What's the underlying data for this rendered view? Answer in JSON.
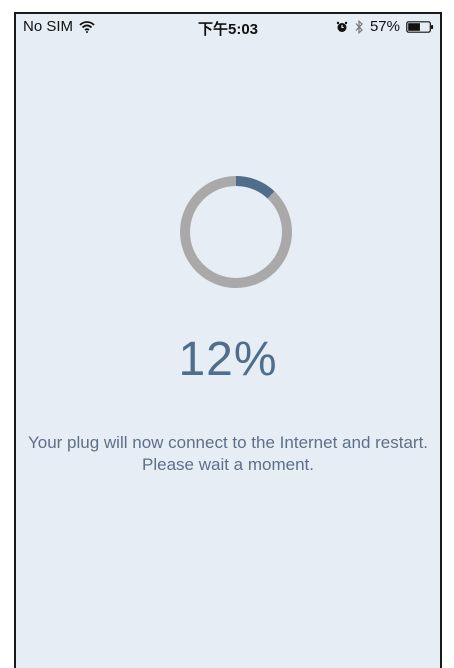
{
  "status_bar": {
    "carrier": "No SIM",
    "time": "下午5:03",
    "battery_percent": "57%",
    "battery_level": 0.57,
    "icons": [
      "wifi-icon",
      "alarm-icon",
      "bluetooth-icon",
      "battery-icon"
    ]
  },
  "progress": {
    "value": 0.12,
    "label": "12%",
    "track_color": "#a9a9a9",
    "fill_color": "#4f6d8c"
  },
  "message": "Your plug will now connect to the Internet and restart. Please wait a moment.",
  "colors": {
    "background": "#e7edf5",
    "text": "#5d7088",
    "accent": "#4f6d8c"
  }
}
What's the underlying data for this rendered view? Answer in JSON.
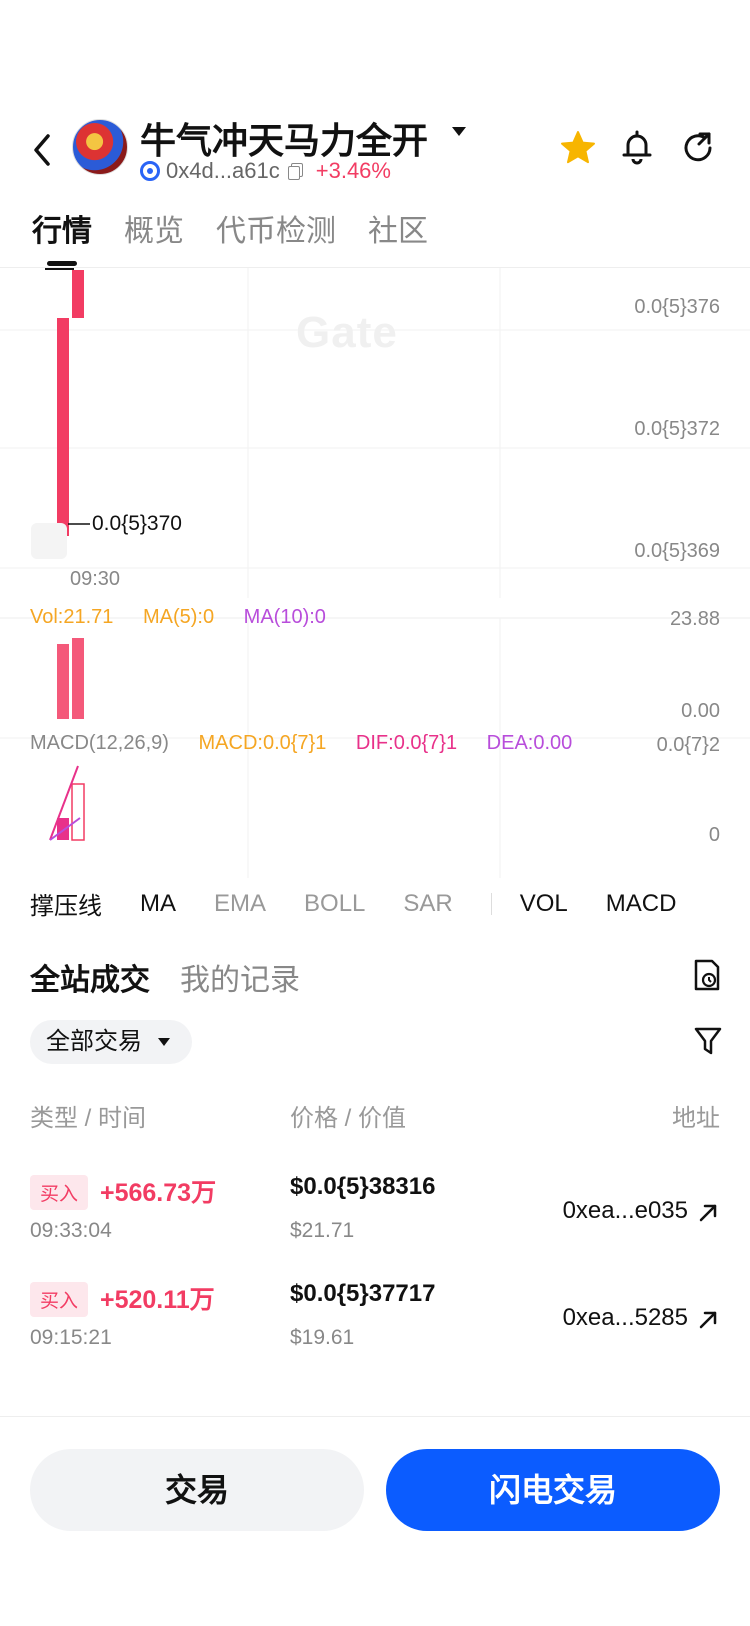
{
  "header": {
    "token_name": "牛气冲天马力全开",
    "address": "0x4d...a61c",
    "change": "+3.46%",
    "icons": [
      "back-arrow-icon",
      "token-avatar",
      "chain-icon",
      "copy-icon",
      "star-icon",
      "bell-icon",
      "share-icon"
    ]
  },
  "tabs": [
    {
      "label": "行情",
      "active": true
    },
    {
      "label": "概览",
      "active": false
    },
    {
      "label": "代币检测",
      "active": false
    },
    {
      "label": "社区",
      "active": false
    }
  ],
  "chart": {
    "watermark": "Gate",
    "y_labels": [
      "0.0{5}376",
      "0.0{5}372",
      "0.0{5}369"
    ],
    "current_price_label": "0.0{5}370",
    "time_label": "09:30",
    "volume": {
      "vol": "Vol:21.71",
      "ma5": "MA(5):0",
      "ma10": "MA(10):0",
      "y_top": "23.88",
      "y_bottom": "0.00"
    },
    "macd": {
      "title": "MACD(12,26,9)",
      "macd": "MACD:0.0{7}1",
      "dif": "DIF:0.0{7}1",
      "dea": "DEA:0.00",
      "y_top": "0.0{7}2",
      "y_bottom": "0"
    },
    "colors": {
      "up": "#f23c63",
      "orange": "#f5a623",
      "purple": "#b84ddb",
      "pink": "#e8318a"
    }
  },
  "indicators": {
    "items": [
      {
        "label": "撑压线",
        "active": true
      },
      {
        "label": "MA",
        "active": true
      },
      {
        "label": "EMA",
        "active": false
      },
      {
        "label": "BOLL",
        "active": false
      },
      {
        "label": "SAR",
        "active": false
      },
      {
        "label": "VOL",
        "active": true
      },
      {
        "label": "MACD",
        "active": true
      }
    ]
  },
  "trades": {
    "tabs": [
      {
        "label": "全站成交",
        "active": true
      },
      {
        "label": "我的记录",
        "active": false
      }
    ],
    "filter": "全部交易",
    "columns": {
      "type_time": "类型 / 时间",
      "price_value": "价格 / 价值",
      "address": "地址"
    },
    "rows": [
      {
        "type": "买入",
        "amount": "+566.73万",
        "time": "09:33:04",
        "price": "$0.0{5}38316",
        "value": "$21.71",
        "address": "0xea...e035"
      },
      {
        "type": "买入",
        "amount": "+520.11万",
        "time": "09:15:21",
        "price": "$0.0{5}37717",
        "value": "$19.61",
        "address": "0xea...5285"
      }
    ]
  },
  "actions": {
    "trade": "交易",
    "flash_trade": "闪电交易",
    "accent": "#0b5cff"
  }
}
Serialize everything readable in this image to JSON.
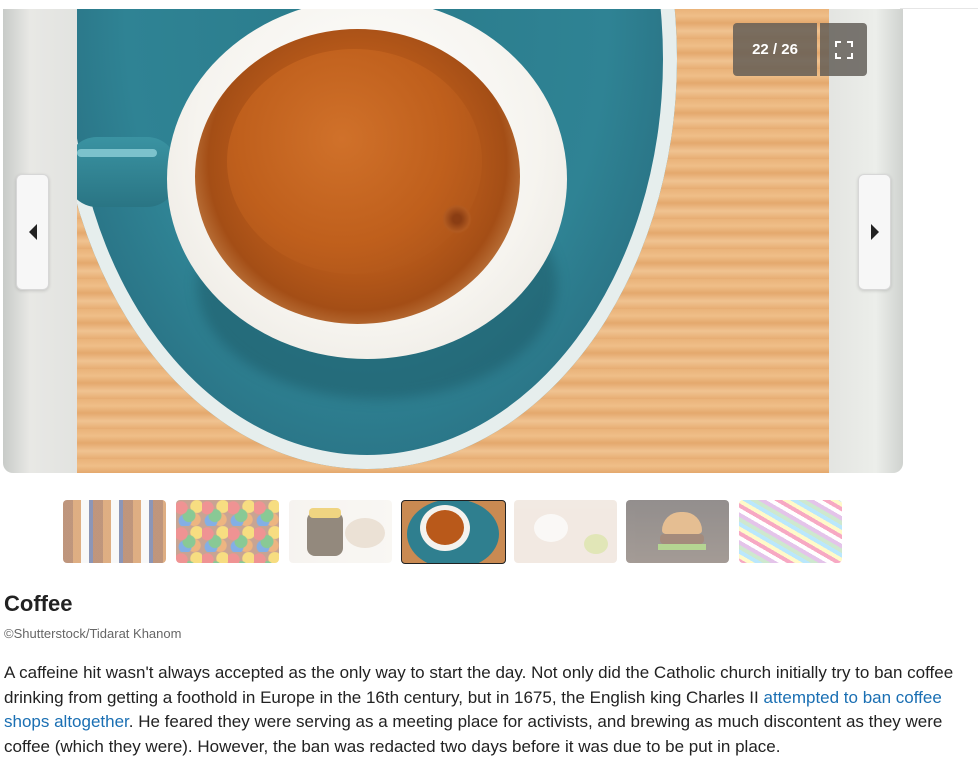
{
  "gallery": {
    "counter": "22 / 26",
    "prev_icon": "caret-left-icon",
    "next_icon": "caret-right-icon",
    "fullscreen_icon": "fullscreen-icon",
    "photo": "coffee-cup-top-view"
  },
  "thumbnails": [
    {
      "subject": "bottled-drinks"
    },
    {
      "subject": "candies"
    },
    {
      "subject": "marmite-jar"
    },
    {
      "subject": "coffee",
      "active": true
    },
    {
      "subject": "dumplings"
    },
    {
      "subject": "burger"
    },
    {
      "subject": "sprinkles"
    }
  ],
  "article": {
    "title": "Coffee",
    "credit": "©Shutterstock/Tidarat Khanom",
    "text_before": "A caffeine hit wasn't always accepted as the only way to start the day. Not only did the Catholic church initially try to ban coffee drinking from getting a foothold in Europe in the 16th century, but in 1675, the English king Charles II ",
    "link_text": "attempted to ban coffee shops altogether",
    "text_after": ". He feared they were serving as a meeting place for activists, and brewing as much discontent as they were coffee (which they were). However, the ban was redacted two days before it was due to be put in place.",
    "link_color": "#1a6fb3"
  }
}
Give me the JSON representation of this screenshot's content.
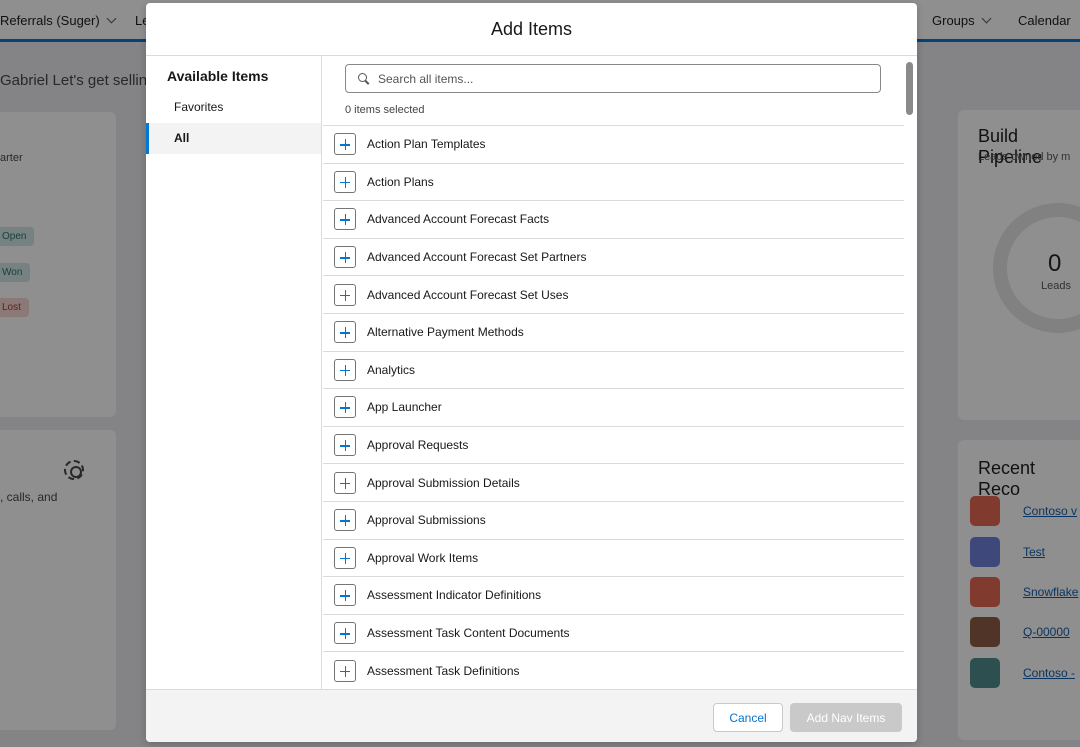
{
  "background": {
    "nav_items": [
      "Referrals (Suger)",
      "Le",
      "Groups",
      "Calendar"
    ],
    "greeting": "Gabriel  Let's get selling",
    "left_card": {
      "text1": "arter",
      "pills": [
        "Open",
        "Won",
        "Lost"
      ],
      "text2": ", calls, and"
    },
    "pipeline": {
      "title": "Build Pipeline",
      "subtitle": "Leads owned by m",
      "count": "0",
      "count_label": "Leads"
    },
    "recent": {
      "title": "Recent Reco",
      "items": [
        "Contoso v",
        "Test",
        "Snowflake",
        "Q-00000",
        "Contoso -"
      ]
    }
  },
  "modal": {
    "title": "Add Items",
    "sidebar": {
      "title": "Available Items",
      "items": [
        {
          "label": "Favorites"
        },
        {
          "label": "All"
        }
      ],
      "active": "All"
    },
    "search": {
      "placeholder": "Search all items..."
    },
    "selected_count": "0 items selected",
    "items": [
      "Action Plan Templates",
      "Action Plans",
      "Advanced Account Forecast Facts",
      "Advanced Account Forecast Set Partners",
      "Advanced Account Forecast Set Uses",
      "Alternative Payment Methods",
      "Analytics",
      "App Launcher",
      "Approval Requests",
      "Approval Submission Details",
      "Approval Submissions",
      "Approval Work Items",
      "Assessment Indicator Definitions",
      "Assessment Task Content Documents",
      "Assessment Task Definitions"
    ],
    "footer": {
      "cancel_label": "Cancel",
      "add_label": "Add Nav Items"
    }
  },
  "colors": {
    "brand": "#0176d3",
    "overlay": "#080707",
    "disabled_button": "#c9c9c9",
    "pill_open": "#cfe6e6",
    "pill_won": "#cfe6e6",
    "pill_lost": "#f5d7d3",
    "recent_icons": [
      "#e4654f",
      "#6b7ed9",
      "#e4654f",
      "#8a5a44",
      "#4b8a8a"
    ]
  },
  "icons": {
    "search": "search-icon",
    "add": "add-icon",
    "gear": "gear-icon",
    "chevron": "chevron-down-icon"
  }
}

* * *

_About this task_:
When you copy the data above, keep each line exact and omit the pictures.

_Expected answer_:
What's the underlying data for this rendered view? Answer in JSON.
{
  "status_bar": {
    "carrier": "No SIM",
    "time": "下午5:03",
    "battery_percent": "57%",
    "battery_level": 0.57,
    "icons": [
      "wifi-icon",
      "alarm-icon",
      "bluetooth-icon",
      "battery-icon"
    ]
  },
  "progress": {
    "value": 0.12,
    "label": "12%",
    "track_color": "#a9a9a9",
    "fill_color": "#4f6d8c"
  },
  "message": "Your plug will now connect to the Internet and restart. Please wait a moment.",
  "colors": {
    "background": "#e7edf5",
    "text": "#5d7088",
    "accent": "#4f6d8c"
  }
}
What's the underlying data for this rendered view? Answer in JSON.
{
  "header": {
    "token_name": "牛气冲天马力全开",
    "address": "0x4d...a61c",
    "change": "+3.46%",
    "icons": [
      "back-arrow-icon",
      "token-avatar",
      "chain-icon",
      "copy-icon",
      "star-icon",
      "bell-icon",
      "share-icon"
    ]
  },
  "tabs": [
    {
      "label": "行情",
      "active": true
    },
    {
      "label": "概览",
      "active": false
    },
    {
      "label": "代币检测",
      "active": false
    },
    {
      "label": "社区",
      "active": false
    }
  ],
  "chart": {
    "watermark": "Gate",
    "y_labels": [
      "0.0{5}376",
      "0.0{5}372",
      "0.0{5}369"
    ],
    "current_price_label": "0.0{5}370",
    "time_label": "09:30",
    "volume": {
      "vol": "Vol:21.71",
      "ma5": "MA(5):0",
      "ma10": "MA(10):0",
      "y_top": "23.88",
      "y_bottom": "0.00"
    },
    "macd": {
      "title": "MACD(12,26,9)",
      "macd": "MACD:0.0{7}1",
      "dif": "DIF:0.0{7}1",
      "dea": "DEA:0.00",
      "y_top": "0.0{7}2",
      "y_bottom": "0"
    },
    "colors": {
      "up": "#f23c63",
      "orange": "#f5a623",
      "purple": "#b84ddb",
      "pink": "#e8318a"
    }
  },
  "indicators": {
    "items": [
      {
        "label": "撑压线",
        "active": true
      },
      {
        "label": "MA",
        "active": true
      },
      {
        "label": "EMA",
        "active": false
      },
      {
        "label": "BOLL",
        "active": false
      },
      {
        "label": "SAR",
        "active": false
      },
      {
        "label": "VOL",
        "active": true
      },
      {
        "label": "MACD",
        "active": true
      }
    ]
  },
  "trades": {
    "tabs": [
      {
        "label": "全站成交",
        "active": true
      },
      {
        "label": "我的记录",
        "active": false
      }
    ],
    "filter": "全部交易",
    "columns": {
      "type_time": "类型 / 时间",
      "price_value": "价格 / 价值",
      "address": "地址"
    },
    "rows": [
      {
        "type": "买入",
        "amount": "+566.73万",
        "time": "09:33:04",
        "price": "$0.0{5}38316",
        "value": "$21.71",
        "address": "0xea...e035"
      },
      {
        "type": "买入",
        "amount": "+520.11万",
        "time": "09:15:21",
        "price": "$0.0{5}37717",
        "value": "$19.61",
        "address": "0xea...5285"
      }
    ]
  },
  "actions": {
    "trade": "交易",
    "flash_trade": "闪电交易",
    "accent": "#0b5cff"
  }
}
Serialize everything readable in this image to JSON.
{
  "gallery": {
    "counter": "22 / 26",
    "prev_icon": "caret-left-icon",
    "next_icon": "caret-right-icon",
    "fullscreen_icon": "fullscreen-icon",
    "photo": "coffee-cup-top-view"
  },
  "thumbnails": [
    {
      "subject": "bottled-drinks"
    },
    {
      "subject": "candies"
    },
    {
      "subject": "marmite-jar"
    },
    {
      "subject": "coffee",
      "active": true
    },
    {
      "subject": "dumplings"
    },
    {
      "subject": "burger"
    },
    {
      "subject": "sprinkles"
    }
  ],
  "article": {
    "title": "Coffee",
    "credit": "©Shutterstock/Tidarat Khanom",
    "text_before": "A caffeine hit wasn't always accepted as the only way to start the day. Not only did the Catholic church initially try to ban coffee drinking from getting a foothold in Europe in the 16th century, but in 1675, the English king Charles II ",
    "link_text": "attempted to ban coffee shops altogether",
    "text_after": ". He feared they were serving as a meeting place for activists, and brewing as much discontent as they were coffee (which they were). However, the ban was redacted two days before it was due to be put in place.",
    "link_color": "#1a6fb3"
  }
}
Give me the JSON representation of this screenshot's content.
{
  "background": {
    "nav_items": [
      "Referrals (Suger)",
      "Le",
      "Groups",
      "Calendar"
    ],
    "greeting": "Gabriel  Let's get selling",
    "left_card": {
      "text1": "arter",
      "pills": [
        "Open",
        "Won",
        "Lost"
      ],
      "text2": ", calls, and"
    },
    "pipeline": {
      "title": "Build Pipeline",
      "subtitle": "Leads owned by m",
      "count": "0",
      "count_label": "Leads"
    },
    "recent": {
      "title": "Recent Reco",
      "items": [
        "Contoso v",
        "Test",
        "Snowflake",
        "Q-00000",
        "Contoso -"
      ]
    }
  },
  "modal": {
    "title": "Add Items",
    "sidebar": {
      "title": "Available Items",
      "items": [
        {
          "label": "Favorites"
        },
        {
          "label": "All"
        }
      ],
      "active": "All"
    },
    "search": {
      "placeholder": "Search all items..."
    },
    "selected_count": "0 items selected",
    "items": [
      "Action Plan Templates",
      "Action Plans",
      "Advanced Account Forecast Facts",
      "Advanced Account Forecast Set Partners",
      "Advanced Account Forecast Set Uses",
      "Alternative Payment Methods",
      "Analytics",
      "App Launcher",
      "Approval Requests",
      "Approval Submission Details",
      "Approval Submissions",
      "Approval Work Items",
      "Assessment Indicator Definitions",
      "Assessment Task Content Documents",
      "Assessment Task Definitions"
    ],
    "footer": {
      "cancel_label": "Cancel",
      "add_label": "Add Nav Items"
    }
  },
  "colors": {
    "brand": "#0176d3",
    "overlay": "#080707",
    "disabled_button": "#c9c9c9",
    "pill_open": "#cfe6e6",
    "pill_won": "#cfe6e6",
    "pill_lost": "#f5d7d3",
    "recent_icons": [
      "#e4654f",
      "#6b7ed9",
      "#e4654f",
      "#8a5a44",
      "#4b8a8a"
    ]
  },
  "icons": {
    "search": "search-icon",
    "add": "add-icon",
    "gear": "gear-icon",
    "chevron": "chevron-down-icon"
  }
}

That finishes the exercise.